As imperfect as it is, a helpful theory that is at our disposal as Christians is often referred to as the “Just War Theory.” Attributed to Saint Augustine of the fourth century, it provides the Christian with steps to consider before war is taken up. This eight minute video is helpful to guide us through this teaching of “Just War” from the Catholic Church:
4) How can I tangibly help the Ukrainians right now?
We have an opportunity right now to help and support Ukrainian refugees being received through a network of churches within the Czech Republic. You can learn more about that here:
5) Thoughts from Pastor Daniel
I want to provide in closing some thoughts on our own nation during this time. Knowing that we are Christians first before American citizens, a fair question that we should be willing to ask is this: do we immediately support any response from our own nation to the war in Ukraine? Has the USA played any role leading up to this conflict? Is there anything we as a nation can learn from this horrible situation in Ukraine?
Keeping our allegiance first to Jesus and guided by the Holy Spirit beneath the authority of Scriptures reminds us that we are indeed first beneath a different authority, as we do indeed have permission to critique our own nation, even if it is our homeland which we dearly love. I want to provide some questions for your consideration that this war should stir within us as a nation, as well as an ending note for you and I concerning prayer:
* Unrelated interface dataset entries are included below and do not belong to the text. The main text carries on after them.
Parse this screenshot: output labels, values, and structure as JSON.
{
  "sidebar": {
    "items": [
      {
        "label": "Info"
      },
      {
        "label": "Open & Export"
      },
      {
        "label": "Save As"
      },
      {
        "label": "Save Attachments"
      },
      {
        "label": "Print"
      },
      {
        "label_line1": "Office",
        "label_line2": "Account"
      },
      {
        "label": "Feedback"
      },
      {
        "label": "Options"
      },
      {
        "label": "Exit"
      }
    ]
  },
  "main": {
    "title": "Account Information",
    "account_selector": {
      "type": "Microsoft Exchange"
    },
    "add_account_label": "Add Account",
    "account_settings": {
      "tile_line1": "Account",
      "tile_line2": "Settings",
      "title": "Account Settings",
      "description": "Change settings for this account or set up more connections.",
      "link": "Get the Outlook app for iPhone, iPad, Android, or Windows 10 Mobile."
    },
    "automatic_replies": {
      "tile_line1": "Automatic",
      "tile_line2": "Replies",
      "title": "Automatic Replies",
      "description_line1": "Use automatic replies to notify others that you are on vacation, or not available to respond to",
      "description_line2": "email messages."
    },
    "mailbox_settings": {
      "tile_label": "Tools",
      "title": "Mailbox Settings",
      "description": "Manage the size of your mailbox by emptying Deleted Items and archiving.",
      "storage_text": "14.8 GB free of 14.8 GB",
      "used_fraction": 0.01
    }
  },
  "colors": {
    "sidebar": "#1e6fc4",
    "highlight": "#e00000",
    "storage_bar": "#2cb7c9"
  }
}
- After World War II, America has been the global dominant force in our world. We have performed military operations all over the globe, many in nations which do border Russia, and installed our own military bases on almost every continent. We are reminded of the more recent invasion of Iraq, our own war in Afghanistan, and our meddling with Libya and Syria. We are reminded of our own drone program, often secretive beneath every president since G.W. Bush, and even last year how we accidentally via drone killed a man and ten members (seven which were children) of his whole family in Kabul (https://www.cnn.com/2021/08/29/asia/afghanistan-kabul-evacuation-intl/index.html). We must be willing to ask our own nation questions of the just nature of our own global operations - are all of them necessary? Are many of them unjust? How many innocents have died from them? I am no expert, but I firmly believe Christians have the right to ask such questions as we observe the horror of this war in Ukraine. Hopefully this will be an opportunity as a nation to do our own self reflecting, and Christians can stand and speak truth to wherever it must be spoken to, even if it is our own nation (1 Timothy 3:15).
- Pray. Please do not discredit the effect of your own prayers during this time. Be generous to our friends in the Czech Republic so they can care for these refugees. Pray for God to stop the hand of the aggressor, for peace to reign, and for righteousness to prevail. Pray for reason to be restored to Putin, that he may cease this unnecessary war where innocents are dying. Pray for the churches in Ukraine to be true lights of hope during such a national crisis, and pray for many to come to know the salvation of Jesus through this time. Plenty of stories are abounding of God's work right now in the Ukraine, as well as glimpses of how church ministry looks in Ukraine right now. Stay up to date and do not cease to pray!
Hopefully this is all helpful to equip you to navigate all that is before you!
- Pastor Daniel Nelms